About this exercise:
Every line of the data below should be retyped exactly, with no images carried over.

··· Dataset entries

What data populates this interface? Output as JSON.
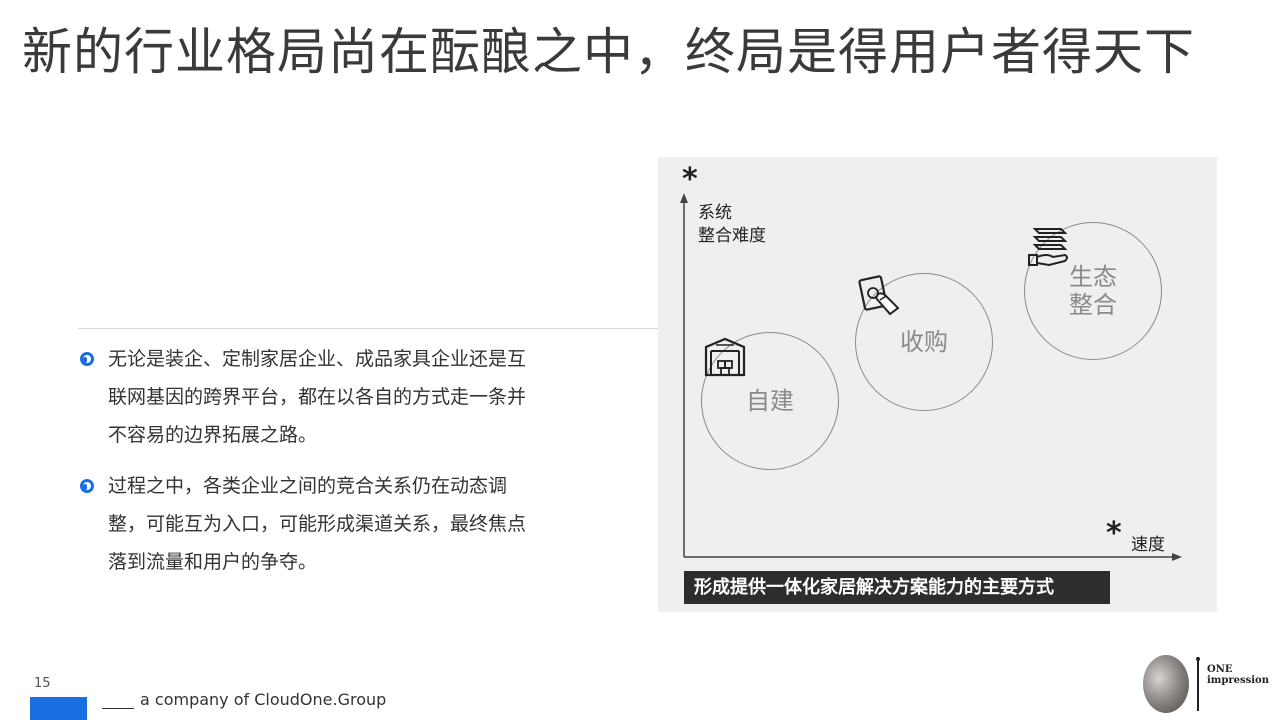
{
  "slide": {
    "title": "新的行业格局尚在酝酿之中，终局是得用户者得天下",
    "page_number": "15"
  },
  "bullets": [
    {
      "text": "无论是装企、定制家居企业、成品家具企业还是互联网基因的跨界平台，都在以各自的方式走一条并不容易的边界拓展之路。"
    },
    {
      "text": "过程之中，各类企业之间的竞合关系仍在动态调整，可能互为入口，可能形成渠道关系，最终焦点落到流量和用户的争夺。"
    }
  ],
  "diagram": {
    "y_axis_label": "系统\n整合难度",
    "x_axis_label": "速度",
    "asterisk": "*",
    "circles": [
      {
        "label": "自建",
        "icon": "warehouse-icon"
      },
      {
        "label": "收购",
        "icon": "hand-money-icon"
      },
      {
        "label": "生态\n整合",
        "icon": "hand-layers-icon"
      }
    ],
    "caption": "形成提供一体化家居解决方案能力的主要方式"
  },
  "footer": {
    "company": "a company of CloudOne.Group",
    "accent_color": "#1a6fe0"
  },
  "logo": {
    "line1": "ONE",
    "line2": "impression"
  }
}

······

Answer to this exercise:
What data populates this interface? Output as JSON.
{
  "slide": {
    "title": "新的行业格局尚在酝酿之中，终局是得用户者得天下",
    "page_number": "15"
  },
  "bullets": [
    {
      "text": "无论是装企、定制家居企业、成品家具企业还是互联网基因的跨界平台，都在以各自的方式走一条并不容易的边界拓展之路。"
    },
    {
      "text": "过程之中，各类企业之间的竞合关系仍在动态调整，可能互为入口，可能形成渠道关系，最终焦点落到流量和用户的争夺。"
    }
  ],
  "diagram": {
    "y_axis_label": "系统\n整合难度",
    "x_axis_label": "速度",
    "asterisk": "*",
    "circles": [
      {
        "label": "自建",
        "icon": "warehouse-icon"
      },
      {
        "label": "收购",
        "icon": "hand-money-icon"
      },
      {
        "label": "生态\n整合",
        "icon": "hand-layers-icon"
      }
    ],
    "caption": "形成提供一体化家居解决方案能力的主要方式"
  },
  "footer": {
    "company": "a company of CloudOne.Group",
    "accent_color": "#1a6fe0"
  },
  "logo": {
    "line1": "ONE",
    "line2": "impression"
  }
}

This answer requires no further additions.